The Ministry of Information and Communications has recently posted on its website the latest draft of the Press Law which is designed to replace the 1989 Press Law and its 1999 amendments.
The draft revision, with 58 articles arranged in six chapters, contains many significant new provisions on association in press activities, prohibited acts in press activities and professional operations of press agencies.
Deputy PM Vu Duc Dam talks to the pess on the sidelines of the NA’s 9th session__Photo: An Dang/VNA
Association in press activities is defined in the draft as a form of cooperation between press agencies and associate partners to create part or the whole of press products or to distribute, transmit or broadcast press works.
Press agencies may enter into association with one another or with other legal entities or individuals that have registered for doing business in the lines suitable to the fields of association. Heads of press agencies will be held responsible for all association activities in accordance with law.
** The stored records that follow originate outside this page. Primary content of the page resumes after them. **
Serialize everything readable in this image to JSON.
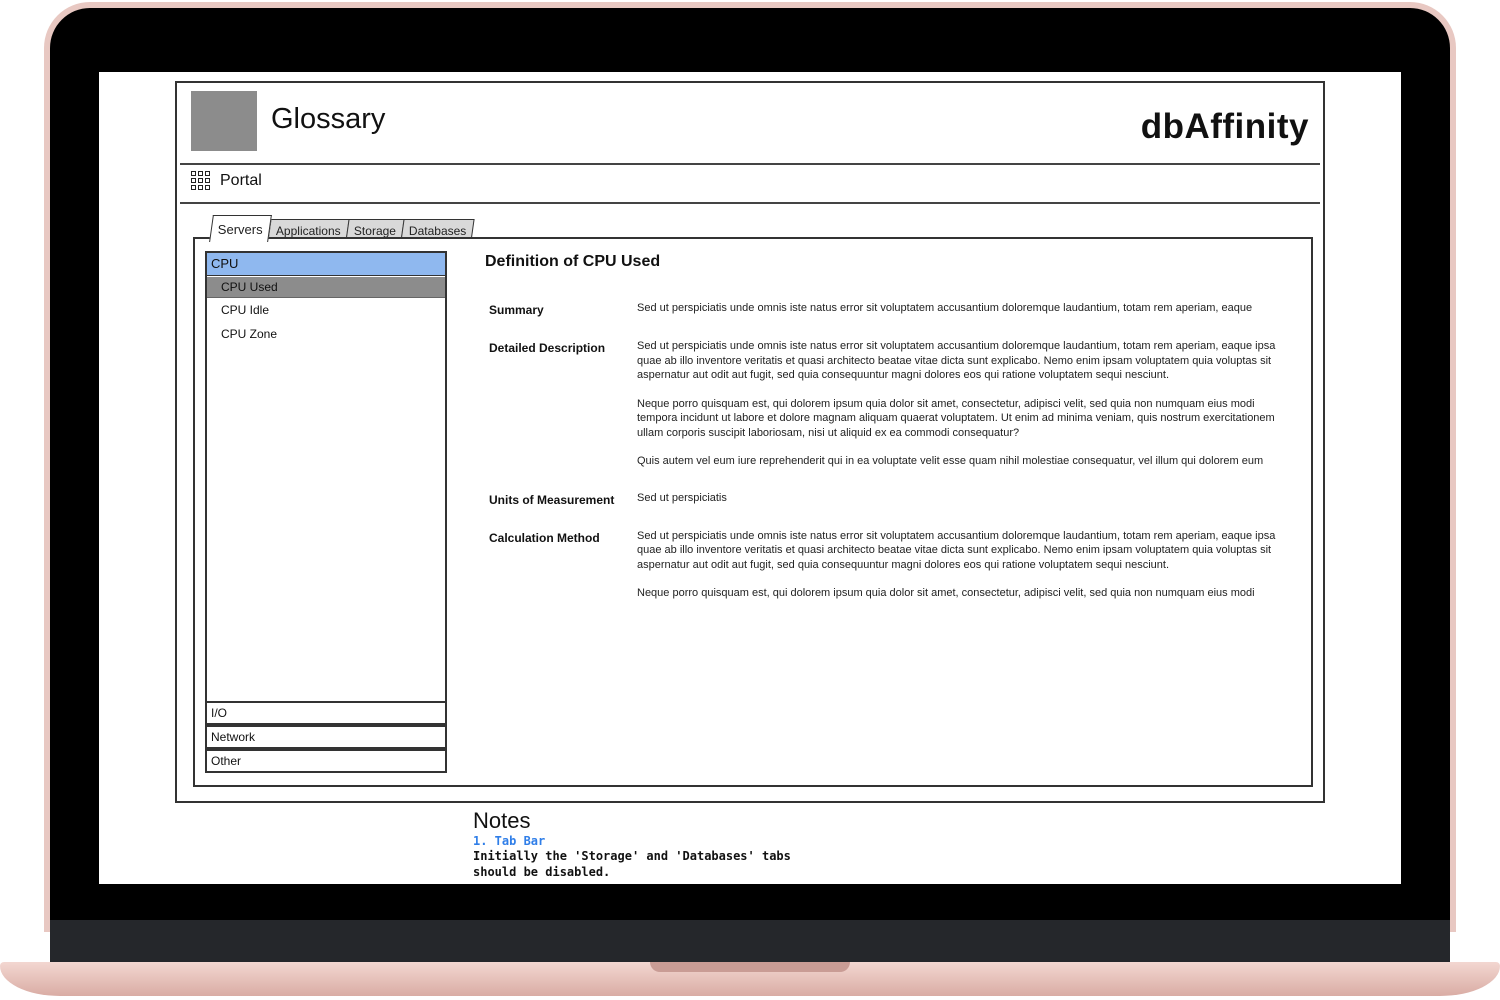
{
  "header": {
    "title": "Glossary",
    "brand": "dbAffinity"
  },
  "nav": {
    "portal_label": "Portal"
  },
  "tabs": [
    {
      "label": "Servers",
      "active": true
    },
    {
      "label": "Applications",
      "active": false
    },
    {
      "label": "Storage",
      "active": false
    },
    {
      "label": "Databases",
      "active": false
    }
  ],
  "tree": {
    "category": "CPU",
    "items": [
      "CPU Used",
      "CPU Idle",
      "CPU Zone"
    ],
    "selected": "CPU Used",
    "other_categories": [
      "I/O",
      "Network",
      "Other"
    ]
  },
  "detail": {
    "title": "Definition of CPU Used",
    "summary_label": "Summary",
    "summary": "Sed ut perspiciatis unde omnis iste natus error sit voluptatem accusantium doloremque laudantium, totam rem aperiam, eaque",
    "description_label": "Detailed Description",
    "description": [
      "Sed ut perspiciatis unde omnis iste natus error sit voluptatem accusantium doloremque laudantium, totam rem aperiam, eaque ipsa quae ab illo inventore veritatis et quasi architecto beatae vitae dicta sunt explicabo. Nemo enim ipsam voluptatem quia voluptas sit aspernatur aut odit aut fugit, sed quia consequuntur magni dolores eos qui ratione voluptatem sequi nesciunt.",
      "Neque porro quisquam est, qui dolorem ipsum quia dolor sit amet, consectetur, adipisci velit, sed quia non numquam eius modi tempora incidunt ut labore et dolore magnam aliquam quaerat voluptatem. Ut enim ad minima veniam, quis nostrum exercitationem ullam corporis suscipit laboriosam, nisi ut aliquid ex ea commodi consequatur?",
      "Quis autem vel eum iure reprehenderit qui in ea voluptate velit esse quam nihil molestiae consequatur, vel illum qui dolorem eum"
    ],
    "units_label": "Units of Measurement",
    "units": "Sed ut perspiciatis",
    "calc_label": "Calculation Method",
    "calc": [
      "Sed ut perspiciatis unde omnis iste natus error sit voluptatem accusantium doloremque laudantium, totam rem aperiam, eaque ipsa quae ab illo inventore veritatis et quasi architecto beatae vitae dicta sunt explicabo. Nemo enim ipsam voluptatem quia voluptas sit aspernatur aut odit aut fugit, sed quia consequuntur magni dolores eos qui ratione voluptatem sequi nesciunt.",
      "Neque porro quisquam est, qui dolorem ipsum quia dolor sit amet, consectetur, adipisci velit, sed quia non numquam eius modi"
    ]
  },
  "notes": {
    "title": "Notes",
    "item_title": "1. Tab Bar",
    "item_body": "Initially the 'Storage' and 'Databases' tabs should be disabled."
  },
  "colors": {
    "selected_category": "#8fb8ef",
    "selected_item": "#8c8c8c",
    "notes_accent": "#2f7ee8",
    "laptop_frame": "#e8c8c2"
  }
}
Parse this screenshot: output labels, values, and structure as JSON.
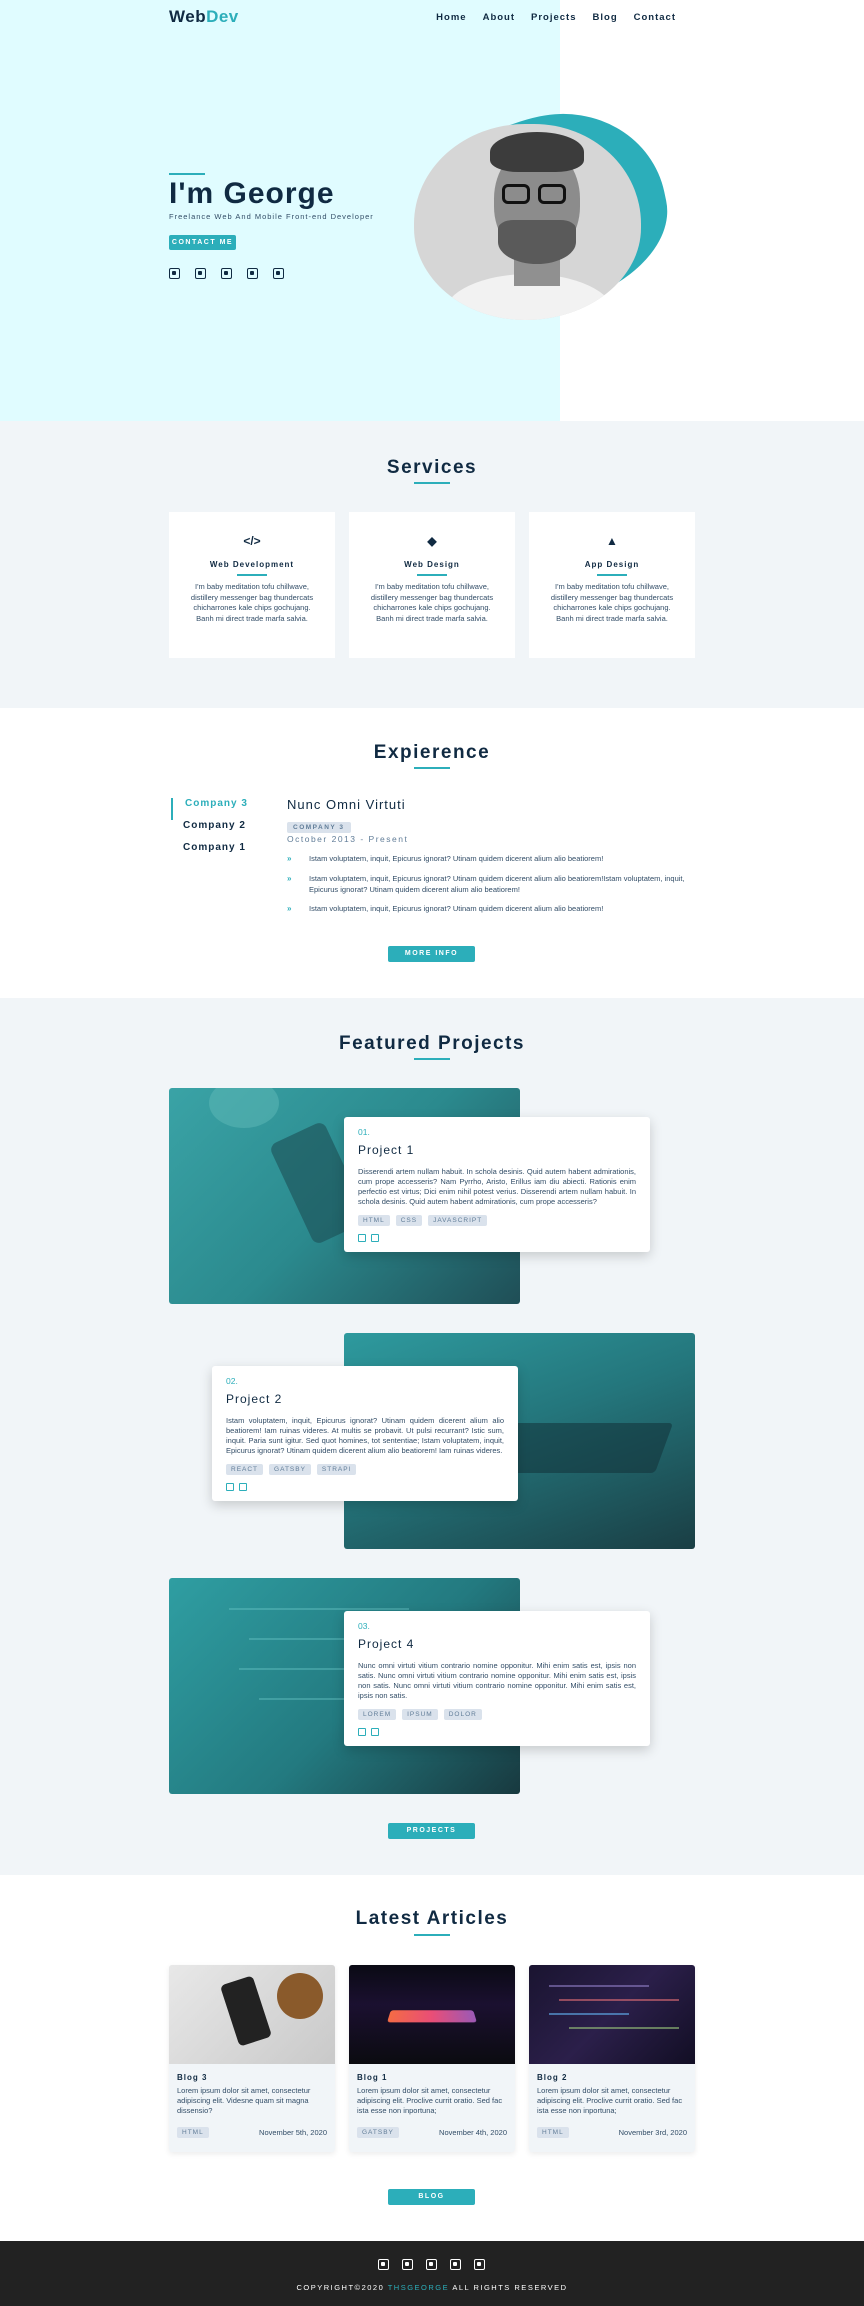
{
  "nav": {
    "logo_a": "Web",
    "logo_b": "Dev",
    "links": [
      "Home",
      "About",
      "Projects",
      "Blog",
      "Contact"
    ]
  },
  "hero": {
    "title": "I'm George",
    "subtitle": "Freelance Web And Mobile Front-end Developer",
    "cta": "CONTACT ME",
    "social": [
      "facebook-icon",
      "linkedin-icon",
      "squarespace-icon",
      "sourcetree-icon",
      "twitter-icon"
    ]
  },
  "services": {
    "title": "Services",
    "items": [
      {
        "icon": "</>",
        "title": "Web Development",
        "text": "I'm baby meditation tofu chillwave, distillery messenger bag thundercats chicharrones kale chips gochujang. Banh mi direct trade marfa salvia."
      },
      {
        "icon": "◆",
        "title": "Web Design",
        "text": "I'm baby meditation tofu chillwave, distillery messenger bag thundercats chicharrones kale chips gochujang. Banh mi direct trade marfa salvia."
      },
      {
        "icon": "▲",
        "title": "App Design",
        "text": "I'm baby meditation tofu chillwave, distillery messenger bag thundercats chicharrones kale chips gochujang. Banh mi direct trade marfa salvia."
      }
    ]
  },
  "experience": {
    "title": "Expierence",
    "tabs": [
      "Company 3",
      "Company 2",
      "Company 1"
    ],
    "job_title": "Nunc Omni Virtuti",
    "company": "COMPANY 3",
    "date": "October 2013 - Present",
    "duties": [
      "Istam voluptatem, inquit, Epicurus ignorat? Utinam quidem dicerent alium alio beatiorem!",
      "Istam voluptatem, inquit, Epicurus ignorat? Utinam quidem dicerent alium alio beatiorem!Istam voluptatem, inquit, Epicurus ignorat? Utinam quidem dicerent alium alio beatiorem!",
      "Istam voluptatem, inquit, Epicurus ignorat? Utinam quidem dicerent alium alio beatiorem!"
    ],
    "more": "MORE INFO"
  },
  "projects": {
    "title": "Featured Projects",
    "items": [
      {
        "num": "01.",
        "name": "Project 1",
        "desc": "Disserendi artem nullam habuit. In schola desinis. Quid autem habent admirationis, cum prope accesseris? Nam Pyrrho, Aristo, Erillus iam diu abiecti. Rationis enim perfectio est virtus; Dici enim nihil potest verius. Disserendi artem nullam habuit. In schola desinis. Quid autem habent admirationis, cum prope accesseris?",
        "tags": [
          "HTML",
          "CSS",
          "JAVASCRIPT"
        ]
      },
      {
        "num": "02.",
        "name": "Project 2",
        "desc": "Istam voluptatem, inquit, Epicurus ignorat? Utinam quidem dicerent alium alio beatiorem! Iam ruinas videres. At multis se probavit. Ut pulsi recurrant? Istic sum, inquit. Paria sunt igitur. Sed quot homines, tot sententiae; Istam voluptatem, inquit, Epicurus ignorat? Utinam quidem dicerent alium alio beatiorem! Iam ruinas videres.",
        "tags": [
          "REACT",
          "GATSBY",
          "STRAPI"
        ]
      },
      {
        "num": "03.",
        "name": "Project 4",
        "desc": "Nunc omni virtuti vitium contrario nomine opponitur. Mihi enim satis est, ipsis non satis. Nunc omni virtuti vitium contrario nomine opponitur. Mihi enim satis est, ipsis non satis. Nunc omni virtuti vitium contrario nomine opponitur. Mihi enim satis est, ipsis non satis.",
        "tags": [
          "LOREM",
          "IPSUM",
          "DOLOR"
        ]
      }
    ],
    "button": "PROJECTS"
  },
  "articles": {
    "title": "Latest Articles",
    "items": [
      {
        "title": "Blog 3",
        "text": "Lorem ipsum dolor sit amet, consectetur adipiscing elit. Videsne quam sit magna dissensio?",
        "tag": "HTML",
        "date": "November 5th, 2020"
      },
      {
        "title": "Blog 1",
        "text": "Lorem ipsum dolor sit amet, consectetur adipiscing elit. Proclive currit oratio. Sed fac ista esse non inportuna;",
        "tag": "GATSBY",
        "date": "November 4th, 2020"
      },
      {
        "title": "Blog 2",
        "text": "Lorem ipsum dolor sit amet, consectetur adipiscing elit. Proclive currit oratio. Sed fac ista esse non inportuna;",
        "tag": "HTML",
        "date": "November 3rd, 2020"
      }
    ],
    "button": "BLOG"
  },
  "footer": {
    "copy_a": "COPYRIGHT©2020 ",
    "copy_b": "THSGEORGE",
    "copy_c": " ALL RIGHTS RESERVED"
  },
  "colors": {
    "accent": "#2caeba",
    "hero_bg": "#e0fcff",
    "dark": "#102a42",
    "section_grey": "#f1f5f8",
    "footer": "#222222"
  }
}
Under the draft, press agencies may choose associate partners to conduct a range of activities such as designing, printing and distributing newspapers; using or purchasing copyrighted foreign press publications for publishing in Vietnam; purchasing and translating foreign radio and television programs into Vietnamese for broadcasting in Vietnam; producing radio or television broadcasts or channels. However, the aggregate time volume of all copyrighted programs of which formats are purchased from overseas and which are broadcast on a radio or television channel must not exceed 10 percent of the total time volume of such channel.
Particularly, foreign organizations and individuals may sign association contracts with Vietnamese press agencies to use or purchase copyrighted Vietnamese press publications for publishing in foreign countries.
Another new content of the draft law involves prohibited activities in press activities.
Accordingly, in addition to information contents banned from appearing on the press under the current law, the press may neither disclose personal privacy details of individuals nor publish information distorting the national history or national heroes, denying revolutionary achievements or running counter to the interests of the country and people.
The draft law also adds prohibited acts in press activities. These activities include conducting press activities without licenses; failing to comply with granted licenses; forging, modifying, transferring, leasing or borrowing licenses or press cards; printing or distributing press products suspended from distribution, withdrawn, confiscated, banned from circulation or ordered to be destroyed; broadcasting radio or television programs which have been suspended or banned from circulation; re-publishing contents already removed from e-newspapers; and importing press products having banned contents.
Under the draft law, press agencies on the one hand may request competent agencies, organizations and individuals to answer questions raised by citizens via the press, but on the other hand, when requested, would have to explain matters they have reported.
If agencies, organizations or individuals have grounds to believe that press agencies publish untrue information, distort, slander or harm their prestige, honor or dignity, they may send written feedback to press agencies and request the latter to publish or broadcast such feedback, otherwise, they may initiate a lawsuit at court. However, press agencies may refuse to publish or broadcast opinions and feedback that violate law or harm the prestige or honor of press agencies or journalists.
As scheduled, the draft revised Press Law will be submitted to the National Assembly for debate at its 10th session in October.-